**Exercise details**
Lines that include "icon" make up the answer; copy all of them from the data below.

**Records for this task**
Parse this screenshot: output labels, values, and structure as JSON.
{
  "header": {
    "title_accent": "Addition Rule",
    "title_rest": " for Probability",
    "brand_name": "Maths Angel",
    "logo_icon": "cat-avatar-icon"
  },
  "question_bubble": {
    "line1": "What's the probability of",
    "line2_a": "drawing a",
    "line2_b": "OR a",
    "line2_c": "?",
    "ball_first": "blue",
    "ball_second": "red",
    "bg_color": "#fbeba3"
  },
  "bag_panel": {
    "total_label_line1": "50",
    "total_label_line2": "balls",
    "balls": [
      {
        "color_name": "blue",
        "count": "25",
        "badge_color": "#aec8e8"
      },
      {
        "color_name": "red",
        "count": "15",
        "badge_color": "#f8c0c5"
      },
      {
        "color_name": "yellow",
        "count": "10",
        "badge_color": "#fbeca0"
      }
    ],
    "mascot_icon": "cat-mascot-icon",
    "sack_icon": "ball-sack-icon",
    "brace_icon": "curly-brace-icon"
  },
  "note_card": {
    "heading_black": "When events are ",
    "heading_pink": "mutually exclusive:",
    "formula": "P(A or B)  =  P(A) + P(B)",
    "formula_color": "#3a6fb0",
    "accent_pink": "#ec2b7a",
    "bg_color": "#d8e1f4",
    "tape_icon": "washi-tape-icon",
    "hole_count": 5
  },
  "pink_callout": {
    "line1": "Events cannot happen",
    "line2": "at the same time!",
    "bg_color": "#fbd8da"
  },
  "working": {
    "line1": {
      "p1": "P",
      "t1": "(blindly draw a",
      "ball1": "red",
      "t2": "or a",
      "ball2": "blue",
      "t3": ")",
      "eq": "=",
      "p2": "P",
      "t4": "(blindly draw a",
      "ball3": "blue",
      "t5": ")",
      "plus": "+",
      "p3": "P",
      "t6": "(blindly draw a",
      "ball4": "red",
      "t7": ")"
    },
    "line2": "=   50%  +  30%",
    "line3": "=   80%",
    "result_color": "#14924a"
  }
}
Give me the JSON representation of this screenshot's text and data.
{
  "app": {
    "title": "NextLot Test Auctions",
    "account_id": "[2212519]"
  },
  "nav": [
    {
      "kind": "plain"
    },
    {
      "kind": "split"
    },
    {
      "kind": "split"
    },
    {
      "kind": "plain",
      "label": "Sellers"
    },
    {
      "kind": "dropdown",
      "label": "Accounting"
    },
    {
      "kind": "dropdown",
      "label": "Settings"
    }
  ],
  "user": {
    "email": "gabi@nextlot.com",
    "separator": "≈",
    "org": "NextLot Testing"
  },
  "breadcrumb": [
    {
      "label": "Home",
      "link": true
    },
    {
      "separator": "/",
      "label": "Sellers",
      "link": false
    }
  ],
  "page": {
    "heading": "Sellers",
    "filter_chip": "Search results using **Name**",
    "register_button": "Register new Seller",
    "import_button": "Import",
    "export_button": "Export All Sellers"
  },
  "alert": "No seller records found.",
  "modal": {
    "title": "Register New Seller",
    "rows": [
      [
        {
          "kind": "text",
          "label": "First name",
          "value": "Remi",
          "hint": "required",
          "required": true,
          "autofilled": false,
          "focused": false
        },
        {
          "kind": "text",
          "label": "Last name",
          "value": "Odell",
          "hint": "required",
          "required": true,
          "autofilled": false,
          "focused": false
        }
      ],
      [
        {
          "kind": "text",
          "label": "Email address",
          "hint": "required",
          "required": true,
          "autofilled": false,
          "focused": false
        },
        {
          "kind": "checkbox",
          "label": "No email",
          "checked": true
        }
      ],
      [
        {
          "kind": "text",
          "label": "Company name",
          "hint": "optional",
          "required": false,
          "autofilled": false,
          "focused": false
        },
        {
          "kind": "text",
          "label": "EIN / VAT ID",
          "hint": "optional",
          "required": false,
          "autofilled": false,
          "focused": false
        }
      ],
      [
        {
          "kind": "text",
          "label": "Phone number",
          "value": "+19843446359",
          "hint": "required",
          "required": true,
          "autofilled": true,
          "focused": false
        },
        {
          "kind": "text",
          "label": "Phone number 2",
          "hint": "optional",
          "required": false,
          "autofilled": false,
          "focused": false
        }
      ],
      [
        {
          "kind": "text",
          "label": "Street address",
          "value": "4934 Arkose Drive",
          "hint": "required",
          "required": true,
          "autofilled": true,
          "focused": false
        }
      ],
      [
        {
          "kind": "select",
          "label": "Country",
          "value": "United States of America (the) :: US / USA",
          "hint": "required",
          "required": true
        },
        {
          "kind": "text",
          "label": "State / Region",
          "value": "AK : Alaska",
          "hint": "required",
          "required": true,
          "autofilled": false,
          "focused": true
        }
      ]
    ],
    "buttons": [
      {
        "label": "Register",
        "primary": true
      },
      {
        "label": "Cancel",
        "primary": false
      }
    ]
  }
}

**Output of the exercise**
    "logo_icon": "cat-avatar-icon"
    "mascot_icon": "cat-mascot-icon",
    "sack_icon": "ball-sack-icon",
    "brace_icon": "curly-brace-icon"
    "tape_icon": "washi-tape-icon",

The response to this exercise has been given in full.